Once everyone has recorded thier entries for all of the others, ask everyone to read carefully what is written under their name in the Good At section and then ask them to get ready to answer the following questions:

  • What clarifying questions do you have?
  • Do you agree that you are good at the things noted?
  • Are there other things you are good at that are missing?
  • Are there things you are surprised to see listed?

Have each person in-turn to read outloud what is written for them followed by their answers to the four questions above. Discuss what is said with the group until clarity is achieved and then move on to the next person.

Step 2: Count On

Once each executive has had a turn procesing the first section, ask them all to read carefully to themselves what is written under their name in the Count On section and then ask them to get ready to respond to the following:

  • Would you like to ask any clarifying questions?
  • Do you agree that listed items are your responsibility?
  • Is anything you are responsible for missing?
  • Do any of your items conflict with each other or with what is listed for others?
  • Are things listed consistent with what you are good at such that you can be successful doing them and such that your organization is getting highest-and-best use from you and your talents?

Ask each executive in turn to read outloud what is written for them and address the five questions above. Facilitate discussion until clarity is achieved and then move on to the next person until everyone has had a turn.

Step 3: Best Advice

Finally, ask them to read carefully to themselves what is written under Best Advice. Ask one executive to select one Best Advice item and invite her/him to:

  • Ask for clarification or explanation about what is meant by what is written.
  • Work hard to draw out what others have to say.
  • Not to be defensive in any way.
  • Repeat back what they hear to be sure they understand.

Iterate with the group until they are all clear, and until the group knows they are clear about what is being said and until all agree it is time to move on to the next point.

Repeat the process with the first Best Advice items for the next executive. When everyone has processed their first Best Advice item, start again with a second item and repeat until all items have been covered for each executive.

Step 4: Summary

Ask the group to discuss:

  • What they noticed during this exercise?
  • What they individually, and as a group, learned about their roles and the roles of others.
  • What was learned about how much they have to share with each other and how to do so?

Ask if a similar exercise should be done from time to time with their group and perhaps with other groups in which they work.


If the group is feeling good from the exercise and there is energy for one more question, consider asking each executive to write down and then talk through what they feel is important for them to get better at in order to live up to the team’s expectations.


A fundamental human need is to be known and understood by others. Steps 1 and 2  help each group member to feel known and understood by their teammates which creates the opportunity for a rich flow of information between them.

Step 3 builds on, and takes advantage of, the comfort established in Steps 1 and 2. The result is a deep sense of closeness and connectedness which allows each member of the group to share openly with the others and to be aggressively interested in what others have to say to them. Group members are thus able and inclined to help each other fulfill their potential individually and collectively in the press of day-to-day activity and not just at an offsite.

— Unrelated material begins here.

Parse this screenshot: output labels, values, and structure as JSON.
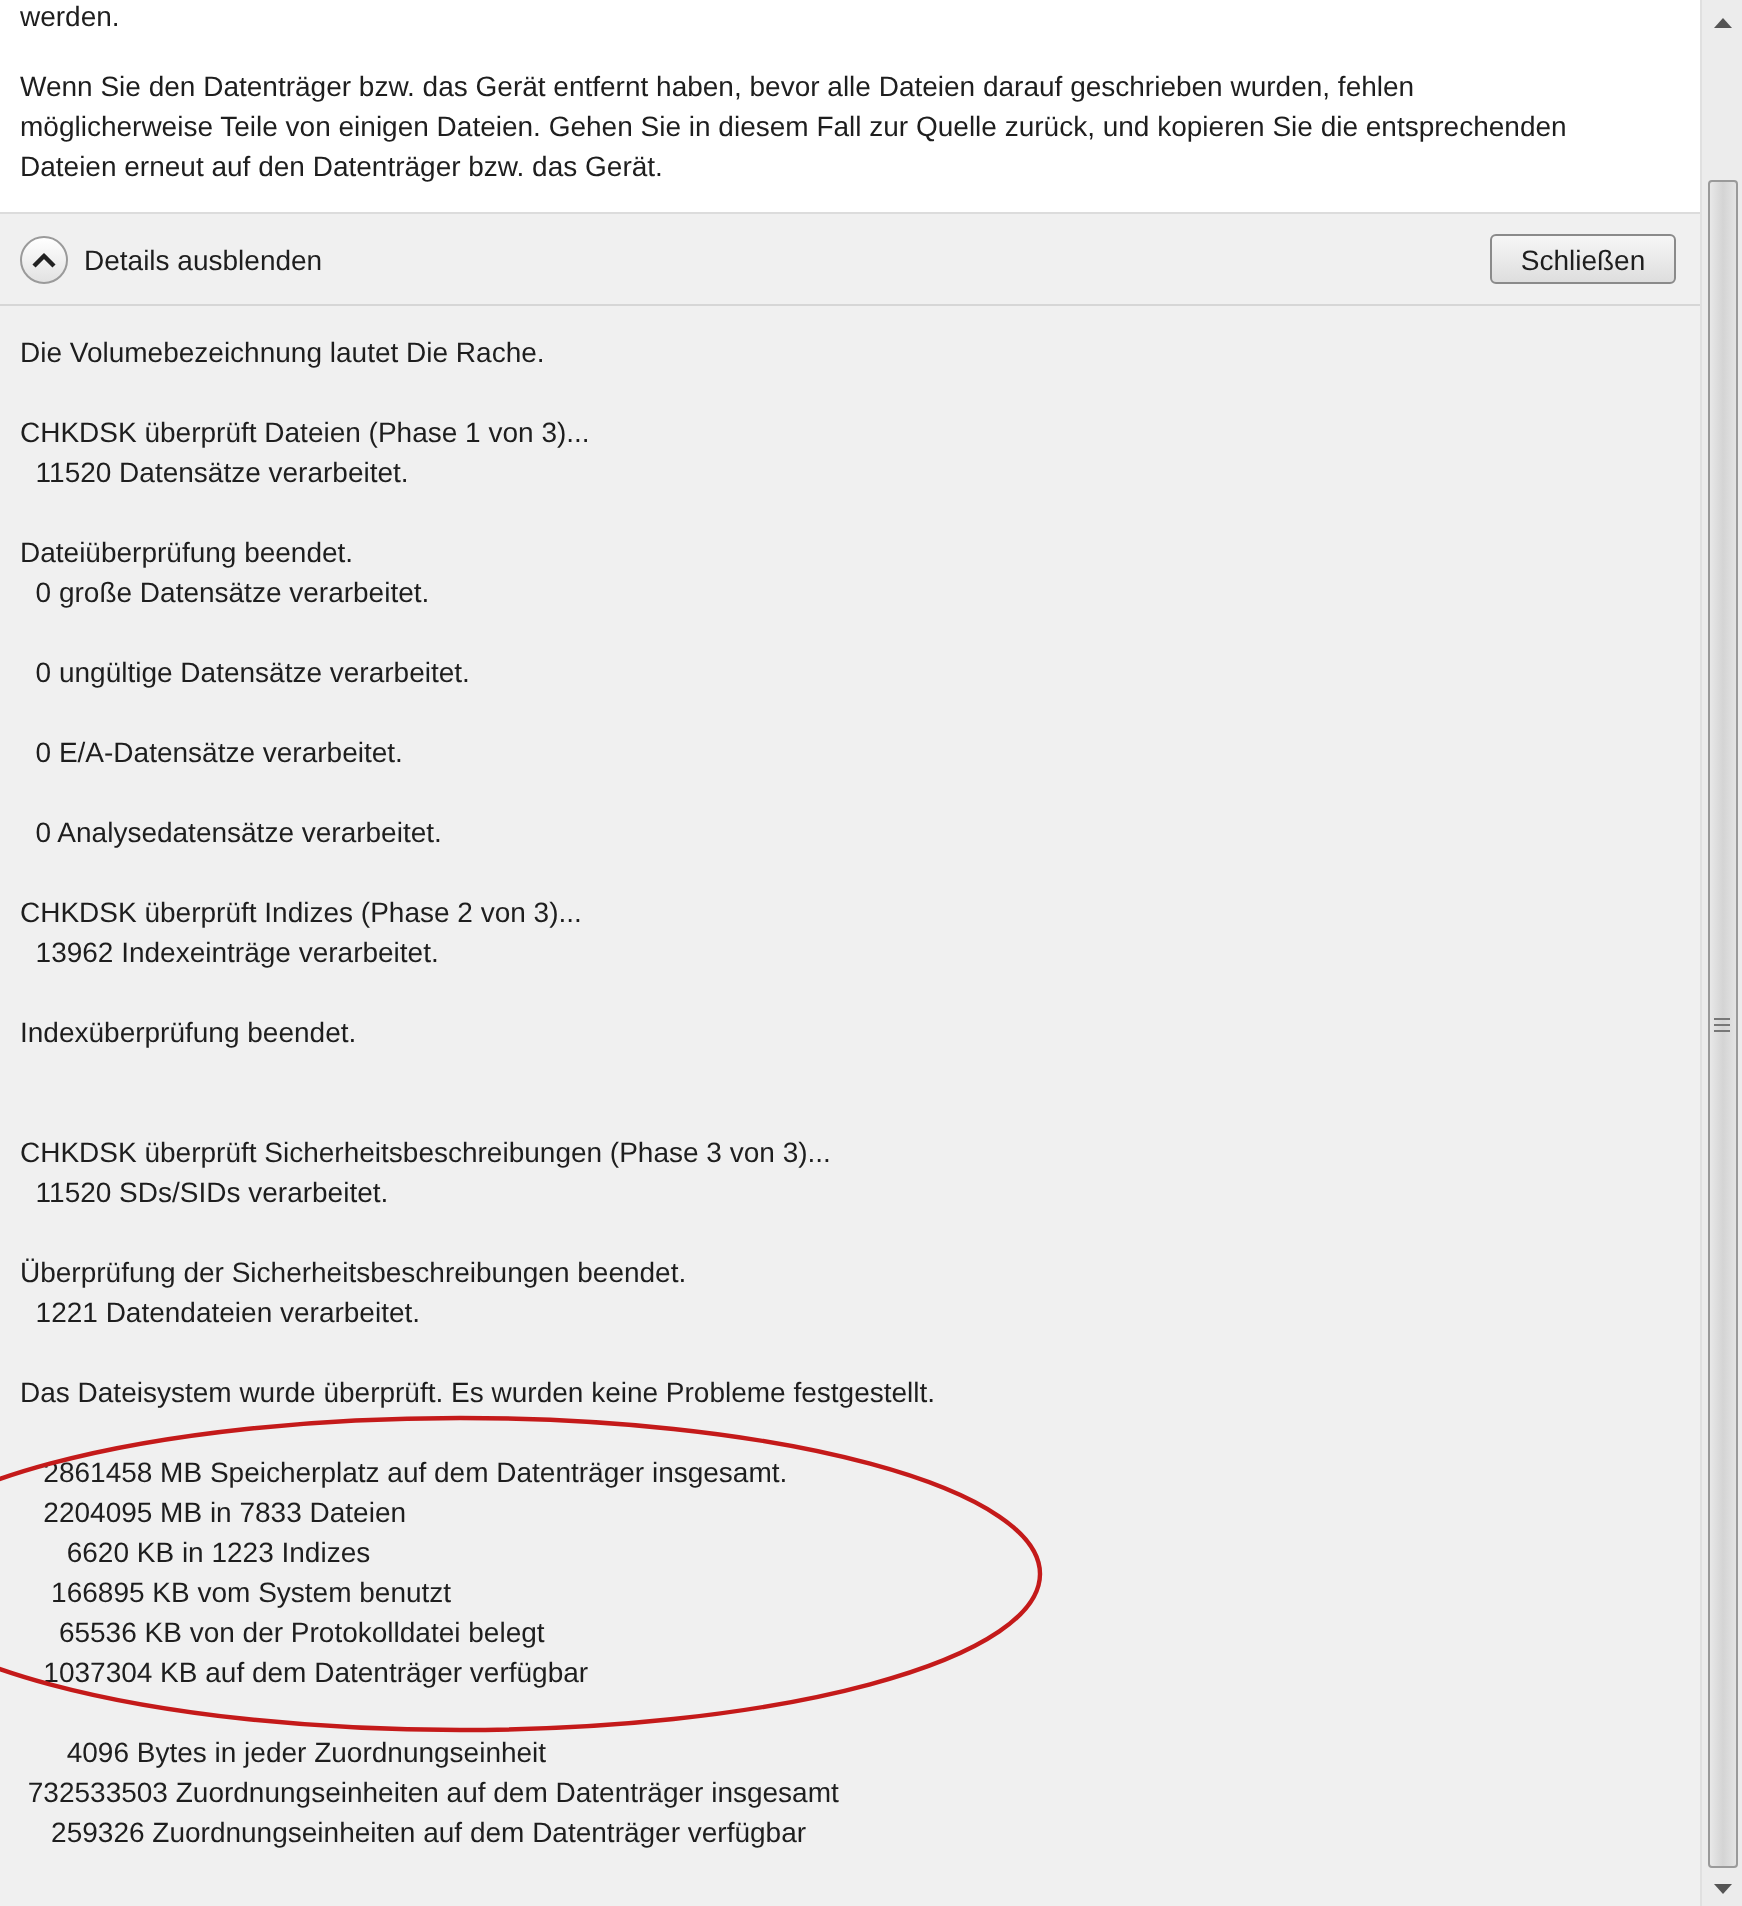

The exercise can and should be repeated from time to time to keep leaders synchronized and aligned.  The best leaders will follow suit with similar exercises with their own teams. The odds of success with this exercise are dramatically improved when it is facilitated by a trained Organization Development professional.